Exercise data:
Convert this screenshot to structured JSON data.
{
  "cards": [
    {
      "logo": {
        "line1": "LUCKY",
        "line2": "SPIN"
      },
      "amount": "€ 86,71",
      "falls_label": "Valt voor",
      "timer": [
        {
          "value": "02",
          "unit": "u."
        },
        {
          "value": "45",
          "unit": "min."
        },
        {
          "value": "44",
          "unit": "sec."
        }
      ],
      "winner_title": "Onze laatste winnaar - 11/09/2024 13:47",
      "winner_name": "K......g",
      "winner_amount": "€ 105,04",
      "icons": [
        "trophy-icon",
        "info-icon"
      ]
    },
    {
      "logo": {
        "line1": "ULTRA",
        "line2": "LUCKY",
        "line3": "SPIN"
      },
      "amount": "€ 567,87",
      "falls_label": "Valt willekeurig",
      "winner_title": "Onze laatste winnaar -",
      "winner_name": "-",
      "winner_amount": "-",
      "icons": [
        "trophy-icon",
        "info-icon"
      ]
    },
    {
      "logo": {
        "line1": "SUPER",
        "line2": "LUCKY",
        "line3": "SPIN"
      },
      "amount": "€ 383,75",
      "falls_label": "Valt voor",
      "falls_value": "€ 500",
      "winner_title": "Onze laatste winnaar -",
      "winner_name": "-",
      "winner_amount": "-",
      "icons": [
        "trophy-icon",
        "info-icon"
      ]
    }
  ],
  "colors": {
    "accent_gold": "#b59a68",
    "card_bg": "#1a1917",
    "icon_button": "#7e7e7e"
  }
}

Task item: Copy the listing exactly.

Solution:
Convert this screenshot to structured JSON data.
{
  "cards": [
    {
      "logo": {
        "line1": "LUCKY",
        "line2": "SPIN"
      },
      "amount": "€ 86,71",
      "falls_label": "Valt voor",
      "timer": [
        {
          "value": "02",
          "unit": "u."
        },
        {
          "value": "45",
          "unit": "min."
        },
        {
          "value": "44",
          "unit": "sec."
        }
      ],
      "winner_title": "Onze laatste winnaar - 11/09/2024 13:47",
      "winner_name": "K......g",
      "winner_amount": "€ 105,04",
      "icons": [
        "trophy-icon",
        "info-icon"
      ]
    },
    {
      "logo": {
        "line1": "ULTRA",
        "line2": "LUCKY",
        "line3": "SPIN"
      },
      "amount": "€ 567,87",
      "falls_label": "Valt willekeurig",
      "winner_title": "Onze laatste winnaar -",
      "winner_name": "-",
      "winner_amount": "-",
      "icons": [
        "trophy-icon",
        "info-icon"
      ]
    },
    {
      "logo": {
        "line1": "SUPER",
        "line2": "LUCKY",
        "line3": "SPIN"
      },
      "amount": "€ 383,75",
      "falls_label": "Valt voor",
      "falls_value": "€ 500",
      "winner_title": "Onze laatste winnaar -",
      "winner_name": "-",
      "winner_amount": "-",
      "icons": [
        "trophy-icon",
        "info-icon"
      ]
    }
  ],
  "colors": {
    "accent_gold": "#b59a68",
    "card_bg": "#1a1917",
    "icon_button": "#7e7e7e"
  }
}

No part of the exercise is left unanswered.